Diamonds might be forever, but not all of them are worth the price you pay. The four Cs — carat, colour, clarity, and cut — are just some of the main factors that can affect the cost. It also matters where they come from and whether you’re buying them loose or already set. If you aren’t careful, you could end up buying a fake diamond!
Because price does matter with something as expensive as diamonds, you need to be wise about it. Finecraft Jewellery, a large supplier of diamond jewellery in London, highly recommends getting a diamond certificate.
Granted, many diamonds with certificates are pricier than those that don’t, but it’s because you’re paying something premium. A report indicates the realness of the diamond. You will also know you don’t fall into a scam of overpaying. Sellers price diamonds per carat, which increases as the weight also goes up.
Diamonds are investments
So if you tire of it, you can sell them in the market for a good price. You give yourself an edge over other sellers with a certificate. Besides, wouldn’t it be interesting to know more about the fine-crafted jewellery you have?
Which Certificates Should You Get?
This one is tricky and confusing. A lot of laboratories can provide you with one, and all of them can have their method of evaluating the stone. In other words, their results can vary, and some of them may be less reliable than the others.
For this reason, it’s best to stick with GIA certificate. GIA stands for Gemological Institute of America. Many like it since it’s a non-profit organization, which means there’s no conflict of interest during the appraisal. It’s also common for diamond investors to compare all the other reports with this.
GIA has recently launched a new feature called Report Check. With it, you can already compare the information found on your report with the one in their database. This way, you will know if someone tampered with the data.
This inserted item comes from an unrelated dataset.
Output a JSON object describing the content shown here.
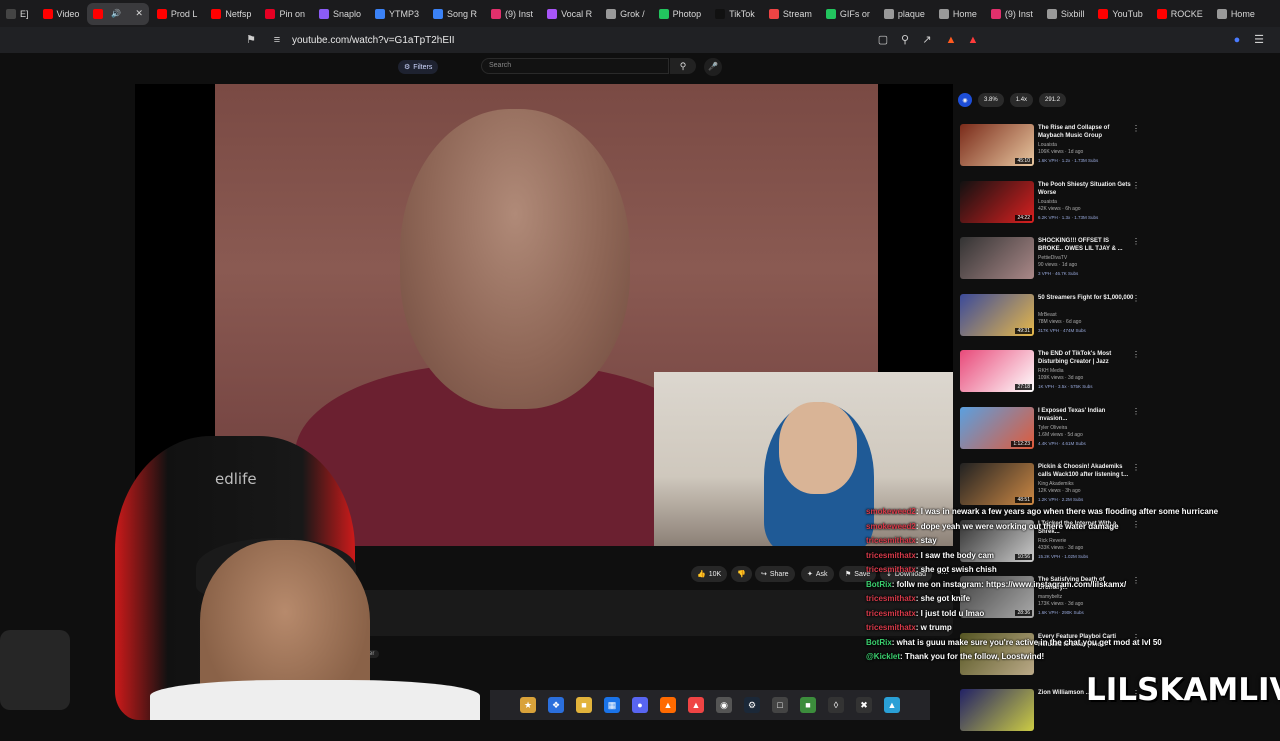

You can send your diamonds to their lab for testing. It may take a couple of weeks to get the report, however, due to shipping. Either way, don’t forget to get your item insured before you send it.